* [Input data]:
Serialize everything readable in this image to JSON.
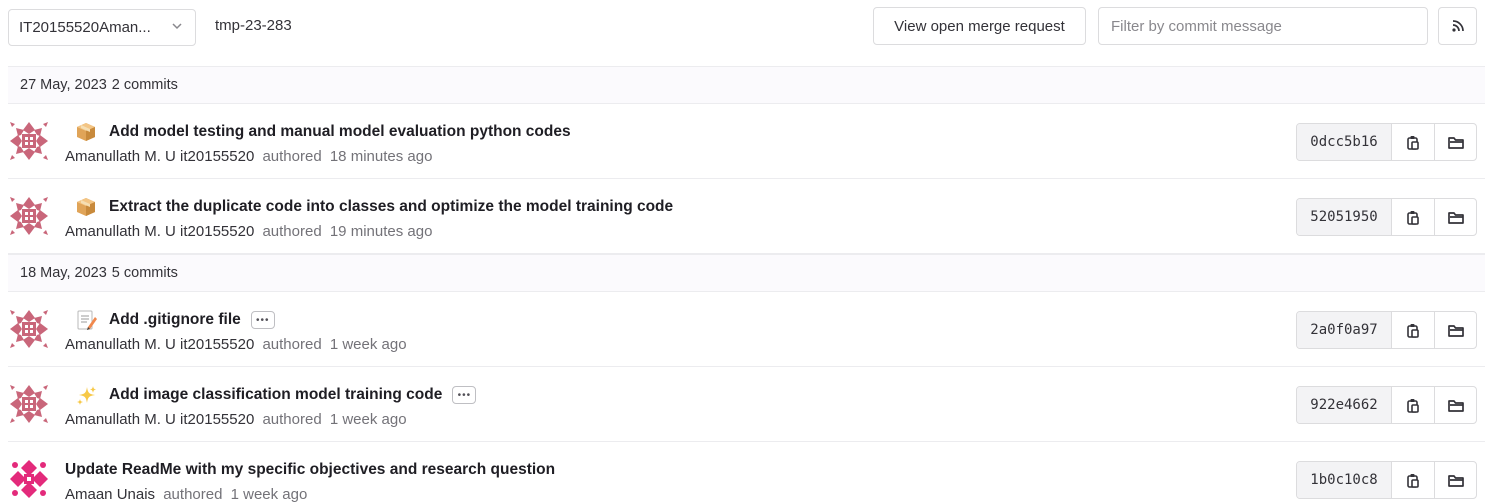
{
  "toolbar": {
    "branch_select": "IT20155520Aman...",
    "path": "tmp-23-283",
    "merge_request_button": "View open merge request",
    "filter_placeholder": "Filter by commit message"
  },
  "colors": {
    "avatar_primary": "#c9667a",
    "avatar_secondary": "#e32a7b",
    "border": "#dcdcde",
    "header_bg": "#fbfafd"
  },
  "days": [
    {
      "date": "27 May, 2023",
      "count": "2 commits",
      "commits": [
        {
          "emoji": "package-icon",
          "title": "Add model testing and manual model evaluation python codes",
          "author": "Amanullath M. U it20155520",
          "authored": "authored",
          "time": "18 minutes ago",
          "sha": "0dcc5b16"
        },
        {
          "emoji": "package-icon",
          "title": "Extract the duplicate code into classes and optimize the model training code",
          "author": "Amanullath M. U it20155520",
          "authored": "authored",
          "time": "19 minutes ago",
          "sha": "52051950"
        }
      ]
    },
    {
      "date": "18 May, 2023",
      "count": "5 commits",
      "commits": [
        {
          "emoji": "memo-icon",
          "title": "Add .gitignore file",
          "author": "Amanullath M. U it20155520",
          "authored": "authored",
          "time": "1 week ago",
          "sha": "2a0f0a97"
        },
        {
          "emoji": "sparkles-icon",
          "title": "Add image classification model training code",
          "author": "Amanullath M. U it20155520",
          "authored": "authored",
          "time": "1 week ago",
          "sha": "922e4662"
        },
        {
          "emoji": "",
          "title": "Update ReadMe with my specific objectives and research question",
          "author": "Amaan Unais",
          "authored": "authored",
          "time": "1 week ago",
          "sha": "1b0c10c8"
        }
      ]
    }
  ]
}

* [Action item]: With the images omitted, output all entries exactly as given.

* [Task response]:
Serialize everything readable in this image to JSON.
{
  "toolbar": {
    "branch_select": "IT20155520Aman...",
    "path": "tmp-23-283",
    "merge_request_button": "View open merge request",
    "filter_placeholder": "Filter by commit message"
  },
  "colors": {
    "avatar_primary": "#c9667a",
    "avatar_secondary": "#e32a7b",
    "border": "#dcdcde",
    "header_bg": "#fbfafd"
  },
  "days": [
    {
      "date": "27 May, 2023",
      "count": "2 commits",
      "commits": [
        {
          "emoji": "package-icon",
          "title": "Add model testing and manual model evaluation python codes",
          "author": "Amanullath M. U it20155520",
          "authored": "authored",
          "time": "18 minutes ago",
          "sha": "0dcc5b16"
        },
        {
          "emoji": "package-icon",
          "title": "Extract the duplicate code into classes and optimize the model training code",
          "author": "Amanullath M. U it20155520",
          "authored": "authored",
          "time": "19 minutes ago",
          "sha": "52051950"
        }
      ]
    },
    {
      "date": "18 May, 2023",
      "count": "5 commits",
      "commits": [
        {
          "emoji": "memo-icon",
          "title": "Add .gitignore file",
          "author": "Amanullath M. U it20155520",
          "authored": "authored",
          "time": "1 week ago",
          "sha": "2a0f0a97"
        },
        {
          "emoji": "sparkles-icon",
          "title": "Add image classification model training code",
          "author": "Amanullath M. U it20155520",
          "authored": "authored",
          "time": "1 week ago",
          "sha": "922e4662"
        },
        {
          "emoji": "",
          "title": "Update ReadMe with my specific objectives and research question",
          "author": "Amaan Unais",
          "authored": "authored",
          "time": "1 week ago",
          "sha": "1b0c10c8"
        }
      ]
    }
  ]
}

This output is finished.